> Required work
Pictures are to be left out, but please repeat each record exactly.

[Component data from apps and pages]
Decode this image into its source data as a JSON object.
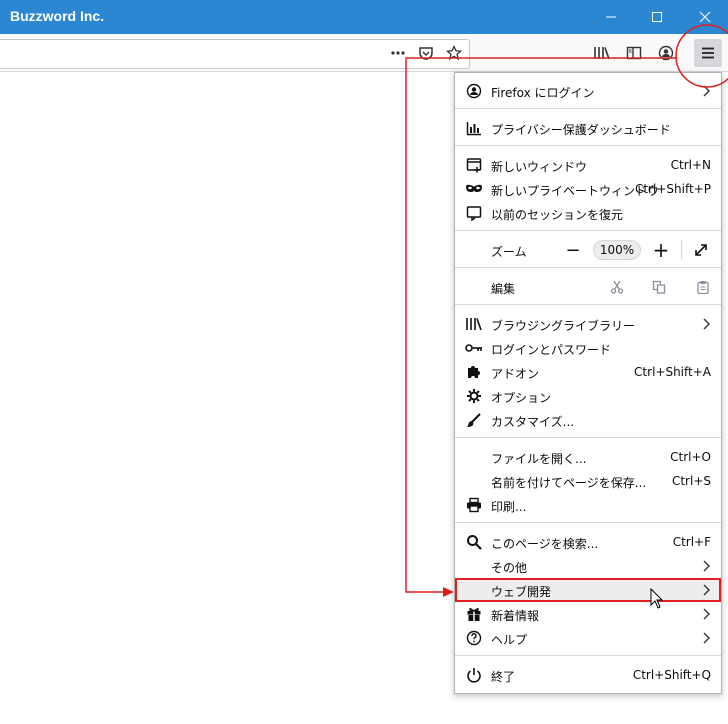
{
  "window": {
    "title": "Buzzword Inc."
  },
  "toolbar": {
    "icons": [
      "more-dots-icon",
      "pocket-icon",
      "bookmark-star-icon",
      "library-icon",
      "sidebar-icon",
      "account-icon",
      "hamburger-menu-icon"
    ]
  },
  "menu": {
    "firefox_login": "Firefox にログイン",
    "privacy_dashboard": "プライバシー保護ダッシュボード",
    "new_window": {
      "label": "新しいウィンドウ",
      "shortcut": "Ctrl+N"
    },
    "new_private_window": {
      "label": "新しいプライベートウィンドウ",
      "shortcut": "Ctrl+Shift+P"
    },
    "restore_session": "以前のセッションを復元",
    "zoom": {
      "label": "ズーム",
      "minus": "−",
      "value": "100%",
      "plus": "+"
    },
    "edit": {
      "label": "編集"
    },
    "library": "ブラウジングライブラリー",
    "logins": "ログインとパスワード",
    "addons": {
      "label": "アドオン",
      "shortcut": "Ctrl+Shift+A"
    },
    "options": "オプション",
    "customize": "カスタマイズ...",
    "open_file": {
      "label": "ファイルを開く...",
      "shortcut": "Ctrl+O"
    },
    "save_page": {
      "label": "名前を付けてページを保存...",
      "shortcut": "Ctrl+S"
    },
    "print": "印刷...",
    "find": {
      "label": "このページを検索...",
      "shortcut": "Ctrl+F"
    },
    "more": "その他",
    "web_developer": "ウェブ開発",
    "whats_new": "新着情報",
    "help": "ヘルプ",
    "exit": {
      "label": "終了",
      "shortcut": "Ctrl+Shift+Q"
    }
  },
  "colors": {
    "titlebar": "#2b87d1",
    "annotation": "#e02020",
    "panel_border": "#b1b1b3"
  }
}
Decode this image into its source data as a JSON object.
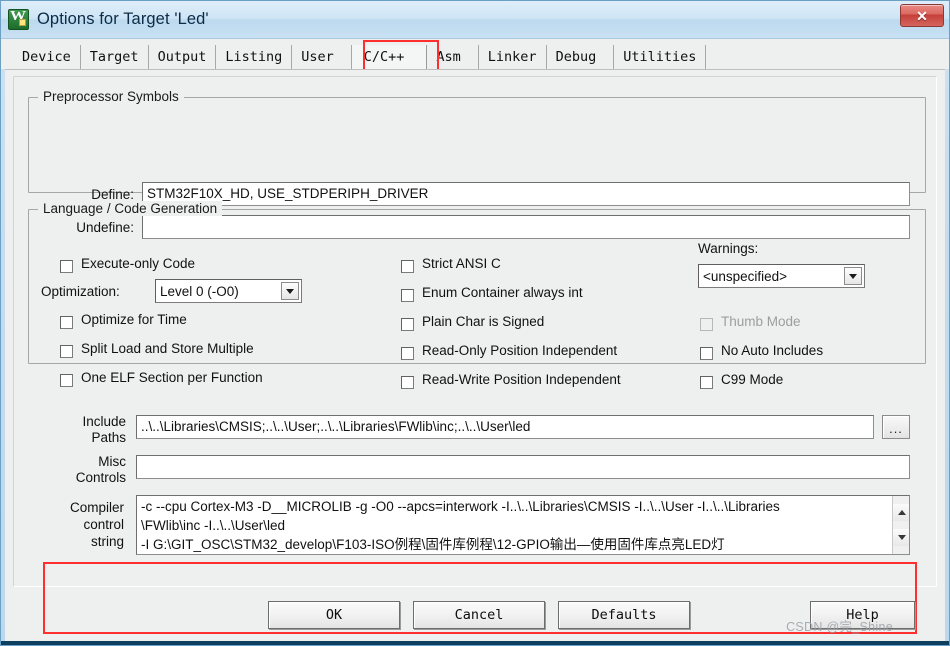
{
  "window": {
    "title": "Options for Target 'Led'",
    "app_icon": "keil-uvision-icon",
    "close_label": "✕"
  },
  "tabs": {
    "items": [
      {
        "label": "Device",
        "active": false
      },
      {
        "label": "Target",
        "active": false
      },
      {
        "label": "Output",
        "active": false
      },
      {
        "label": "Listing",
        "active": false
      },
      {
        "label": "User",
        "active": false
      },
      {
        "label": "C/C++",
        "active": true
      },
      {
        "label": "Asm",
        "active": false
      },
      {
        "label": "Linker",
        "active": false
      },
      {
        "label": "Debug",
        "active": false
      },
      {
        "label": "Utilities",
        "active": false
      }
    ],
    "highlight_color": "#ff2f2f"
  },
  "preprocessor": {
    "legend": "Preprocessor Symbols",
    "define_label": "Define:",
    "define_value": "STM32F10X_HD, USE_STDPERIPH_DRIVER",
    "undefine_label": "Undefine:",
    "undefine_value": ""
  },
  "language": {
    "legend": "Language / Code Generation",
    "left_checks": [
      {
        "label": "Execute-only Code",
        "checked": false,
        "disabled": false
      },
      {
        "label": "Optimize for Time",
        "checked": false,
        "disabled": false
      },
      {
        "label": "Split Load and Store Multiple",
        "checked": false,
        "disabled": false
      },
      {
        "label": "One ELF Section per Function",
        "checked": false,
        "disabled": false
      }
    ],
    "optimization_label": "Optimization:",
    "optimization_value": "Level 0 (-O0)",
    "middle_checks": [
      {
        "label": "Strict ANSI C",
        "checked": false,
        "disabled": false
      },
      {
        "label": "Enum Container always int",
        "checked": false,
        "disabled": false
      },
      {
        "label": "Plain Char is Signed",
        "checked": false,
        "disabled": false
      },
      {
        "label": "Read-Only Position Independent",
        "checked": false,
        "disabled": false
      },
      {
        "label": "Read-Write Position Independent",
        "checked": false,
        "disabled": false
      }
    ],
    "warnings_label": "Warnings:",
    "warnings_value": "<unspecified>",
    "right_checks": [
      {
        "label": "Thumb Mode",
        "checked": false,
        "disabled": true
      },
      {
        "label": "No Auto Includes",
        "checked": false,
        "disabled": false
      },
      {
        "label": "C99 Mode",
        "checked": false,
        "disabled": false
      }
    ]
  },
  "paths": {
    "include_label_line1": "Include",
    "include_label_line2": "Paths",
    "include_value": "..\\..\\Libraries\\CMSIS;..\\..\\User;..\\..\\Libraries\\FWlib\\inc;..\\..\\User\\led",
    "browse_label": "...",
    "misc_label_line1": "Misc",
    "misc_label_line2": "Controls",
    "misc_value": ""
  },
  "compiler": {
    "label_line1": "Compiler",
    "label_line2": "control",
    "label_line3": "string",
    "line1": "-c --cpu Cortex-M3 -D__MICROLIB -g -O0 --apcs=interwork -I..\\..\\Libraries\\CMSIS -I..\\..\\User -I..\\..\\Libraries",
    "line2": "\\FWlib\\inc -I..\\..\\User\\led",
    "line3": "-I G:\\GIT_OSC\\STM32_develop\\F103-ISO例程\\固件库例程\\12-GPIO输出—使用固件库点亮LED灯",
    "scroll_up_icon": "triangle-up-icon",
    "scroll_down_icon": "triangle-down-icon",
    "highlight_color": "#ff2f2f"
  },
  "buttons": {
    "ok": "OK",
    "cancel": "Cancel",
    "defaults": "Defaults",
    "help": "Help"
  },
  "watermark": "CSDN @完_Shine"
}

> Completed exercise
Decode this image into its source data as a JSON object.
{
  "window": {
    "title": "Buzzword Inc."
  },
  "toolbar": {
    "icons": [
      "more-dots-icon",
      "pocket-icon",
      "bookmark-star-icon",
      "library-icon",
      "sidebar-icon",
      "account-icon",
      "hamburger-menu-icon"
    ]
  },
  "menu": {
    "firefox_login": "Firefox にログイン",
    "privacy_dashboard": "プライバシー保護ダッシュボード",
    "new_window": {
      "label": "新しいウィンドウ",
      "shortcut": "Ctrl+N"
    },
    "new_private_window": {
      "label": "新しいプライベートウィンドウ",
      "shortcut": "Ctrl+Shift+P"
    },
    "restore_session": "以前のセッションを復元",
    "zoom": {
      "label": "ズーム",
      "minus": "−",
      "value": "100%",
      "plus": "+"
    },
    "edit": {
      "label": "編集"
    },
    "library": "ブラウジングライブラリー",
    "logins": "ログインとパスワード",
    "addons": {
      "label": "アドオン",
      "shortcut": "Ctrl+Shift+A"
    },
    "options": "オプション",
    "customize": "カスタマイズ...",
    "open_file": {
      "label": "ファイルを開く...",
      "shortcut": "Ctrl+O"
    },
    "save_page": {
      "label": "名前を付けてページを保存...",
      "shortcut": "Ctrl+S"
    },
    "print": "印刷...",
    "find": {
      "label": "このページを検索...",
      "shortcut": "Ctrl+F"
    },
    "more": "その他",
    "web_developer": "ウェブ開発",
    "whats_new": "新着情報",
    "help": "ヘルプ",
    "exit": {
      "label": "終了",
      "shortcut": "Ctrl+Shift+Q"
    }
  },
  "colors": {
    "titlebar": "#2b87d1",
    "annotation": "#e02020",
    "panel_border": "#b1b1b3"
  }
}
Decode this image into its source data as a JSON object.
{
  "window": {
    "title": "Options for Target 'Led'",
    "app_icon": "keil-uvision-icon",
    "close_label": "✕"
  },
  "tabs": {
    "items": [
      {
        "label": "Device",
        "active": false
      },
      {
        "label": "Target",
        "active": false
      },
      {
        "label": "Output",
        "active": false
      },
      {
        "label": "Listing",
        "active": false
      },
      {
        "label": "User",
        "active": false
      },
      {
        "label": "C/C++",
        "active": true
      },
      {
        "label": "Asm",
        "active": false
      },
      {
        "label": "Linker",
        "active": false
      },
      {
        "label": "Debug",
        "active": false
      },
      {
        "label": "Utilities",
        "active": false
      }
    ],
    "highlight_color": "#ff2f2f"
  },
  "preprocessor": {
    "legend": "Preprocessor Symbols",
    "define_label": "Define:",
    "define_value": "STM32F10X_HD, USE_STDPERIPH_DRIVER",
    "undefine_label": "Undefine:",
    "undefine_value": ""
  },
  "language": {
    "legend": "Language / Code Generation",
    "left_checks": [
      {
        "label": "Execute-only Code",
        "checked": false,
        "disabled": false
      },
      {
        "label": "Optimize for Time",
        "checked": false,
        "disabled": false
      },
      {
        "label": "Split Load and Store Multiple",
        "checked": false,
        "disabled": false
      },
      {
        "label": "One ELF Section per Function",
        "checked": false,
        "disabled": false
      }
    ],
    "optimization_label": "Optimization:",
    "optimization_value": "Level 0 (-O0)",
    "middle_checks": [
      {
        "label": "Strict ANSI C",
        "checked": false,
        "disabled": false
      },
      {
        "label": "Enum Container always int",
        "checked": false,
        "disabled": false
      },
      {
        "label": "Plain Char is Signed",
        "checked": false,
        "disabled": false
      },
      {
        "label": "Read-Only Position Independent",
        "checked": false,
        "disabled": false
      },
      {
        "label": "Read-Write Position Independent",
        "checked": false,
        "disabled": false
      }
    ],
    "warnings_label": "Warnings:",
    "warnings_value": "<unspecified>",
    "right_checks": [
      {
        "label": "Thumb Mode",
        "checked": false,
        "disabled": true
      },
      {
        "label": "No Auto Includes",
        "checked": false,
        "disabled": false
      },
      {
        "label": "C99 Mode",
        "checked": false,
        "disabled": false
      }
    ]
  },
  "paths": {
    "include_label_line1": "Include",
    "include_label_line2": "Paths",
    "include_value": "..\\..\\Libraries\\CMSIS;..\\..\\User;..\\..\\Libraries\\FWlib\\inc;..\\..\\User\\led",
    "browse_label": "...",
    "misc_label_line1": "Misc",
    "misc_label_line2": "Controls",
    "misc_value": ""
  },
  "compiler": {
    "label_line1": "Compiler",
    "label_line2": "control",
    "label_line3": "string",
    "line1": "-c --cpu Cortex-M3 -D__MICROLIB -g -O0 --apcs=interwork -I..\\..\\Libraries\\CMSIS -I..\\..\\User -I..\\..\\Libraries",
    "line2": "\\FWlib\\inc -I..\\..\\User\\led",
    "line3": "-I G:\\GIT_OSC\\STM32_develop\\F103-ISO例程\\固件库例程\\12-GPIO输出—使用固件库点亮LED灯",
    "scroll_up_icon": "triangle-up-icon",
    "scroll_down_icon": "triangle-down-icon",
    "highlight_color": "#ff2f2f"
  },
  "buttons": {
    "ok": "OK",
    "cancel": "Cancel",
    "defaults": "Defaults",
    "help": "Help"
  },
  "watermark": "CSDN @完_Shine"
}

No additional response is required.